Determine how many lines in the following listing include "title". Respond with that number only.

---------- Data to process ----------

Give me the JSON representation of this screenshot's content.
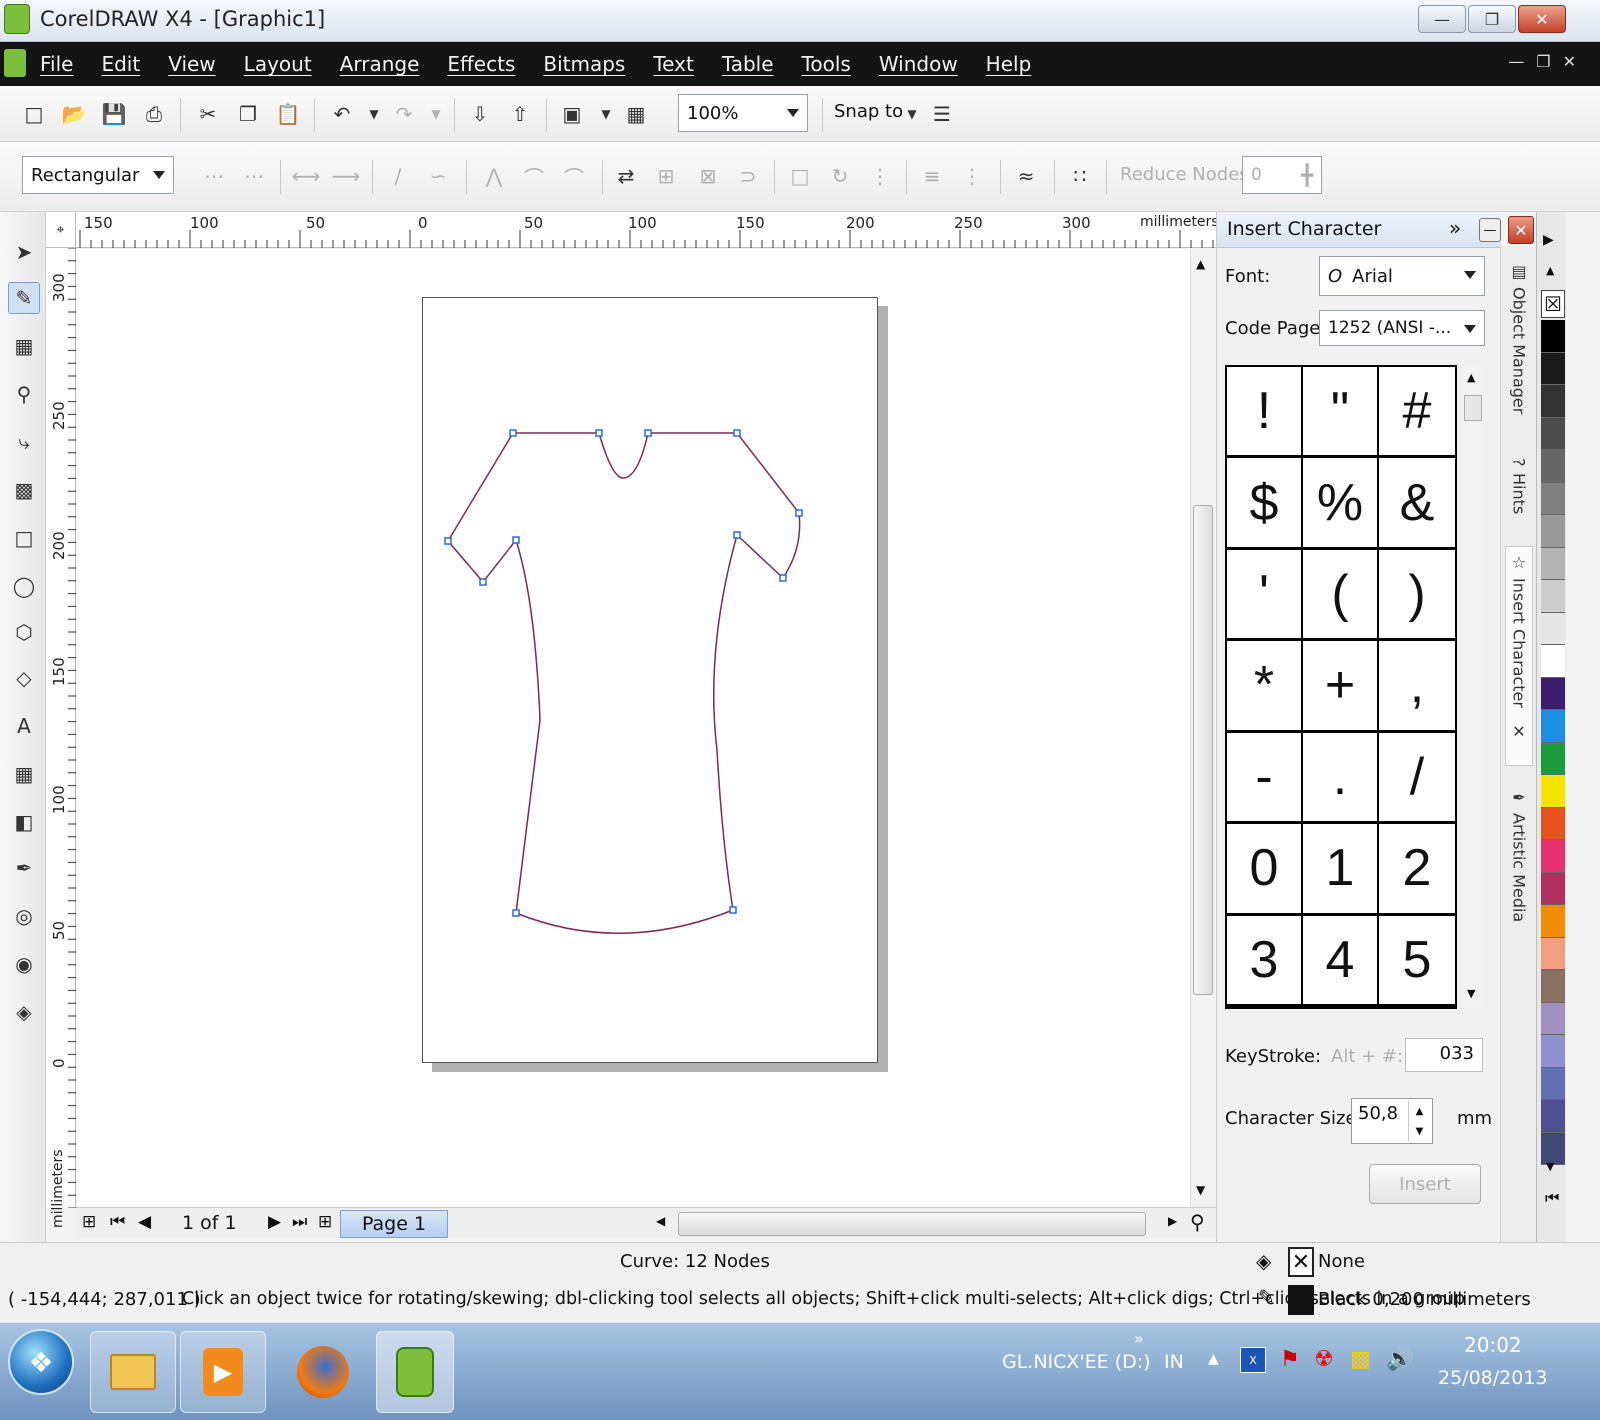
{
  "window": {
    "title": "CorelDRAW X4 - [Graphic1]"
  },
  "menu": [
    "File",
    "Edit",
    "View",
    "Layout",
    "Arrange",
    "Effects",
    "Bitmaps",
    "Text",
    "Table",
    "Tools",
    "Window",
    "Help"
  ],
  "standard_toolbar": {
    "zoom": "100%",
    "snap_to": "Snap to"
  },
  "property_bar": {
    "selection_mode": "Rectangular",
    "reduce_nodes_label": "Reduce Nodes",
    "reduce_nodes_value": "0"
  },
  "rulers": {
    "horizontal_ticks": [
      "150",
      "100",
      "50",
      "0",
      "50",
      "100",
      "150",
      "200",
      "250",
      "300"
    ],
    "horizontal_unit": "millimeters",
    "vertical_ticks": [
      "300",
      "250",
      "200",
      "150",
      "100",
      "50",
      "0"
    ],
    "vertical_unit": "millimeters"
  },
  "page_nav": {
    "counter": "1 of 1",
    "tab": "Page 1"
  },
  "docker": {
    "title": "Insert Character",
    "font_label": "Font:",
    "font_value": "Arial",
    "codepage_label": "Code Page:",
    "codepage_value": "1252  (ANSI -...",
    "characters": [
      "!",
      "\"",
      "#",
      "$",
      "%",
      "&",
      "'",
      "(",
      ")",
      "*",
      "+",
      ",",
      "-",
      ".",
      "/",
      "0",
      "1",
      "2",
      "3",
      "4",
      "5"
    ],
    "keystroke_label": "KeyStroke:",
    "keystroke_prefix": "Alt +  #:",
    "keystroke_value": "033",
    "char_size_label": "Character Size:",
    "char_size_value": "50,8",
    "char_size_unit": "mm",
    "insert_button": "Insert"
  },
  "side_tabs": [
    "Object Manager",
    "Hints",
    "Insert Character",
    "Artistic Media"
  ],
  "palette": [
    "#000000",
    "#1a1a1a",
    "#333333",
    "#4d4d4d",
    "#666666",
    "#808080",
    "#999999",
    "#b3b3b3",
    "#cccccc",
    "#e6e6e6",
    "#ffffff",
    "#3a1d6e",
    "#1e8fe0",
    "#1a9b3c",
    "#f5e400",
    "#e8501e",
    "#e83070",
    "#b03060",
    "#f08c00",
    "#f0a080",
    "#8a7060",
    "#a090c0",
    "#9090d0",
    "#6070b0",
    "#505090",
    "#404878"
  ],
  "status": {
    "object_info": "Curve: 12 Nodes",
    "coords": "( -154,444; 287,011 )",
    "hint": "Click an object twice for rotating/skewing; dbl-clicking tool selects all objects; Shift+click multi-selects; Alt+click digs; Ctrl+click selects in a group",
    "fill": "None",
    "outline": "Black  0,200 millimeters"
  },
  "taskbar": {
    "drive": "GL.NICX'EE (D:)",
    "lang": "IN",
    "time": "20:02",
    "date": "25/08/2013"
  }
}
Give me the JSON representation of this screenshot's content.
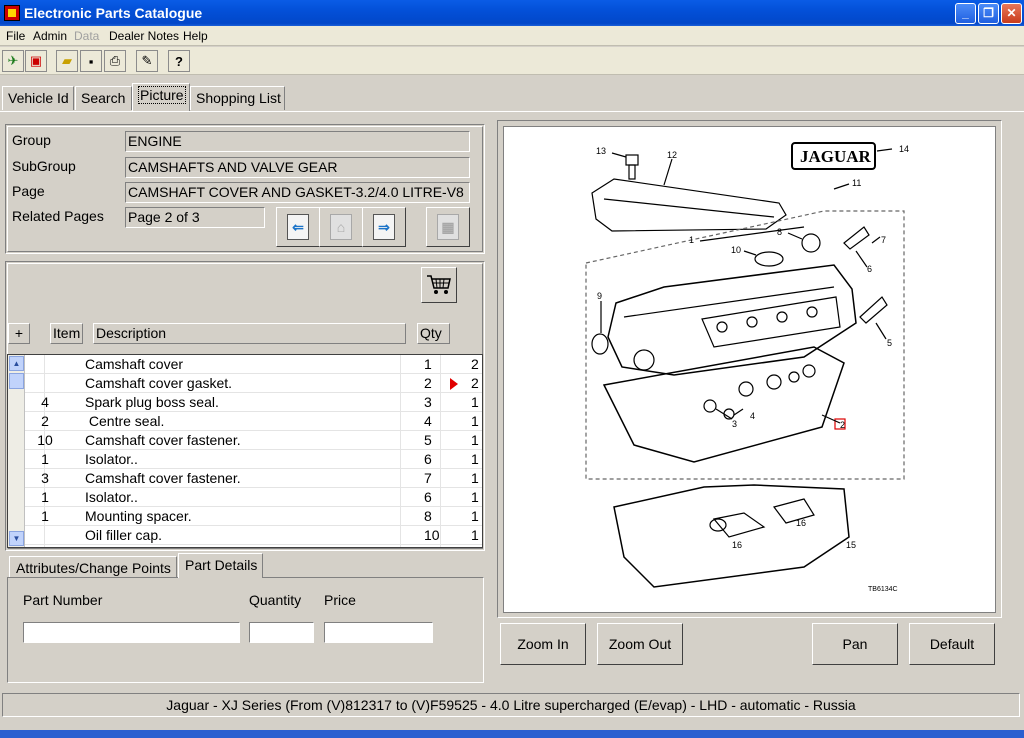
{
  "window": {
    "title": "Electronic Parts Catalogue"
  },
  "menu": [
    "File",
    "Admin",
    "Data",
    "Dealer Notes",
    "Help"
  ],
  "tabs": [
    "Vehicle Id",
    "Search",
    "Picture",
    "Shopping List"
  ],
  "group": {
    "group_label": "Group",
    "group_value": "ENGINE",
    "subgroup_label": "SubGroup",
    "subgroup_value": "CAMSHAFTS AND VALVE GEAR",
    "page_label": "Page",
    "page_value": "CAMSHAFT COVER AND GASKET-3.2/4.0 LITRE-V8",
    "related_label": "Related Pages",
    "related_value": "Page 2 of 3"
  },
  "parts_header": {
    "plus": "+",
    "item": "Item",
    "description": "Description",
    "qty": "Qty"
  },
  "parts": [
    {
      "item": "",
      "description": "Camshaft cover",
      "ref": "1",
      "qty": "2",
      "selected": false
    },
    {
      "item": "",
      "description": "Camshaft cover gasket.",
      "ref": "2",
      "qty": "2",
      "selected": true
    },
    {
      "item": "4",
      "description": "Spark plug boss seal.",
      "ref": "3",
      "qty": "1",
      "selected": false
    },
    {
      "item": "2",
      "description": " Centre seal.",
      "ref": "4",
      "qty": "1",
      "selected": false
    },
    {
      "item": "10",
      "description": "Camshaft cover fastener.",
      "ref": "5",
      "qty": "1",
      "selected": false
    },
    {
      "item": "1",
      "description": "Isolator..",
      "ref": "6",
      "qty": "1",
      "selected": false
    },
    {
      "item": "3",
      "description": "Camshaft cover fastener.",
      "ref": "7",
      "qty": "1",
      "selected": false
    },
    {
      "item": "1",
      "description": "Isolator..",
      "ref": "6",
      "qty": "1",
      "selected": false
    },
    {
      "item": "1",
      "description": "Mounting spacer.",
      "ref": "8",
      "qty": "1",
      "selected": false
    },
    {
      "item": "",
      "description": "Oil filler cap.",
      "ref": "10",
      "qty": "1",
      "selected": false
    }
  ],
  "subtabs": [
    "Attributes/Change Points",
    "Part Details"
  ],
  "details": {
    "part_number_label": "Part Number",
    "quantity_label": "Quantity",
    "price_label": "Price",
    "part_number": "",
    "quantity": "",
    "price": ""
  },
  "diagram": {
    "brand": "JAGUAR",
    "code": "TB6134C",
    "callouts": [
      "13",
      "12",
      "14",
      "11",
      "1",
      "10",
      "8",
      "7",
      "6",
      "9",
      "5",
      "4",
      "3",
      "2",
      "16",
      "16",
      "15"
    ]
  },
  "buttons": {
    "zoom_in": "Zoom In",
    "zoom_out": "Zoom Out",
    "pan": "Pan",
    "default": "Default"
  },
  "status": "Jaguar - XJ Series (From (V)812317 to (V)F59525 - 4.0 Litre supercharged (E/evap) - LHD - automatic - Russia",
  "icons": {
    "cart": "shopping-cart-icon",
    "prev": "previous-page-icon",
    "home": "home-page-icon",
    "next": "next-page-icon",
    "related": "related-page-icon"
  }
}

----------

Task result = 3